It was cloudy with rain in the forecast as I drove up Winslow Hill on Friday morning October 2, 2009. This was the last morning of a nearly two week trip to document the Pennsylvania elk rut. The area around the Gilbert Viewing Area had been extremely active during the last few days, but much of the vegetation was freshly planted grasses or grain, which made excellent food for the elk, but somewhat less than ideal backgrounds for photographs.
Fellow outdoor blogger Brad Myers ,of Bradley Myers Photo Blog, and I found a solitary bull with a small group of cows in a portion of meadow that was reclaimed two years or more ago, and had more photogenic appeal than much of the surrounding area. It began raining lightly as we worked into position and settled in for an excellent photo session with these animals.
As best as Ronald "Buckwheat" Saffer and I have been able to determine, this animal is bull #40. I saw this animal a few years ago when he still had a collar, but the numbers were torn off. At that time Buckwheat identified him as #40, as he had seen him when the numbers were visible and thought it was the same bull. Since that time he lost the collar entirely. In short there is slight room for error in stating that this is in fact bull #40, but the preponderance of the evidence points to it being him. If anyone knows differently please let me know.
At any rate, noted outdoor writer and elk enthusiast Carol Mulvihill (the elklady) was kind enough to provide us with a summary of the results of the elk hunt as she knew them as of November 9th and included in the report is the fact that #40 was taken this year.

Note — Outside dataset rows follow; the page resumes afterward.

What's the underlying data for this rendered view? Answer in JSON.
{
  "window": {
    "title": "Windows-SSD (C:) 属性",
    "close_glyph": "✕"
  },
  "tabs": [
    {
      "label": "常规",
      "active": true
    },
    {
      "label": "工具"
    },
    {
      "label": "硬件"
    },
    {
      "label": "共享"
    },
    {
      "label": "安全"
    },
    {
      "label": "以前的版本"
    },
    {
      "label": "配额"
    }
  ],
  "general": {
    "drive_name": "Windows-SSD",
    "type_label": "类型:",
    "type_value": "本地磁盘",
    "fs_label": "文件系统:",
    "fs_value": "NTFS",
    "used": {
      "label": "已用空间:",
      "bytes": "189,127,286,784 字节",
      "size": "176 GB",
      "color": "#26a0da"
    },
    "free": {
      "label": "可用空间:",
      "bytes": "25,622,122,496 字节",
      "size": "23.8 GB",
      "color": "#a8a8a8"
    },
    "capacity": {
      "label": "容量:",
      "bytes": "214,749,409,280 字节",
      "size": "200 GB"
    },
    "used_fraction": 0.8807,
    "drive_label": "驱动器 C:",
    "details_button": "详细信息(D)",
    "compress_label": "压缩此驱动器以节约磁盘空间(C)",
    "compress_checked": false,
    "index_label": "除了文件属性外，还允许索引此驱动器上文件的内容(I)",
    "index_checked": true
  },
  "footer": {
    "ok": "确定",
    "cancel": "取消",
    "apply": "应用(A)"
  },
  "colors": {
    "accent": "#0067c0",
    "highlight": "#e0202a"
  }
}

She spent the first three days of season at the check station and also interviewed elk biologist, Jon DiBerti on Thursday of that week. She received the final summary of the hunt from Mr. DiBerti early this week and will be reporting on this in this Saturday's edition of The Endeavor News, a newspaper which covers events in Potter and Cameron Counties and surrounding areas. Ms. Mulvihill is a regular columnist for the paper. After two weeks, stories are available to the general public to be read in their entirety online(only the beginning portion is initially available). One may purchase a subscription to the online edition of the paper and read the article immediately upon publication.
Here is the information that Ms. Mulvihill provided us:
There were 59 licenses for the regular season 6-day Nov. PA elk hunt 2009, 20 bull tags and 39 cow tags. A total of 43 elk were harvested in the regular Nov. season this year: 19 antlered and 24 antlerless.
This compares with 45 licenses for last year's (2008) hunt, when 40 tags were filled during the regular season, 17 bulls and 23 antlerless elk were taken, and 5 antlerless tags remained unfilled.
So even though there were more licenses issued for this year's elk hunt, the harvest was very similar to last year.
These are the collared animals taken:
Collared bulls harvested: 9B, 5C,13, 47, 23, 7B, and 40 (remember this big bull #40, Willard? He lost his collar in the rut a couple years ago, still had ear tags. He came from Quehanna to Winslow Hill ( a distance of 18 air miles) each year for the rut, and then returned home.
Bull 7B was the 10 x 11 bull from Sinnemahoning State Park. It was seen at Hicks Run Cemetery and near Grant, during and after the rut. This bull was killed by woman elk hunter Lisa Banesick late on Wed 11/05/09., guided by Cody Ball, Janet Colwell's daughter, of Hicks Run Outfitters. It was brought in to the check station on Thursday -- it's the one that Jeff Thomas told you about.
Collared cows harvested: 80, 28, 3C, 48, and 74.
According to DeBerti, the highest green-scored bull this year was taken on day-one (Monday) in Frenchville by Reed Bamberger, guided by Jack Manack. The antler net green score of his bull was 422 in the non-typical category. Lisa Banasick's bull, taken Thursday, was not green-scored at the check station.
PGC regional staff, Rick Macklem and Tony Ross did the green scoring at the check station on Mon-Wed, then had to return to the regional office Wed. afternoon. The scoring drew a big crowd and was fascinating to watch.
Anyway, the net green score of 422 for Bamberger's bull is significant. Remember John Shirk's bull from 2006 hunt, that is currently #1 Non-Typical record elk in Pennsylvania. Ultimately, after being challenged and rescored, it ranked 13th in the World, instead of 7th in the World.
After rescoring, the final net Boone and Crockett net score of Shirk's bull was 425 and 2/8. Since then, some of the world records have been broken, but Shirk's bull is still #1 Non-Typical bull elk in PA. I know this because I was at the PGC awards ceremony when he was honored in Sept. 2008.
Bamberger's bull will receive a final Boone & Crockett score after a 60-day drying period. Usually several inches fall of the score due to shrinkage that occurs.
Above Information courtesy of Carol Mulvihill
Coming Soon: Some thoughts on the elk hunt as expressed in a letter by a prominent member of the firearms and hunting community.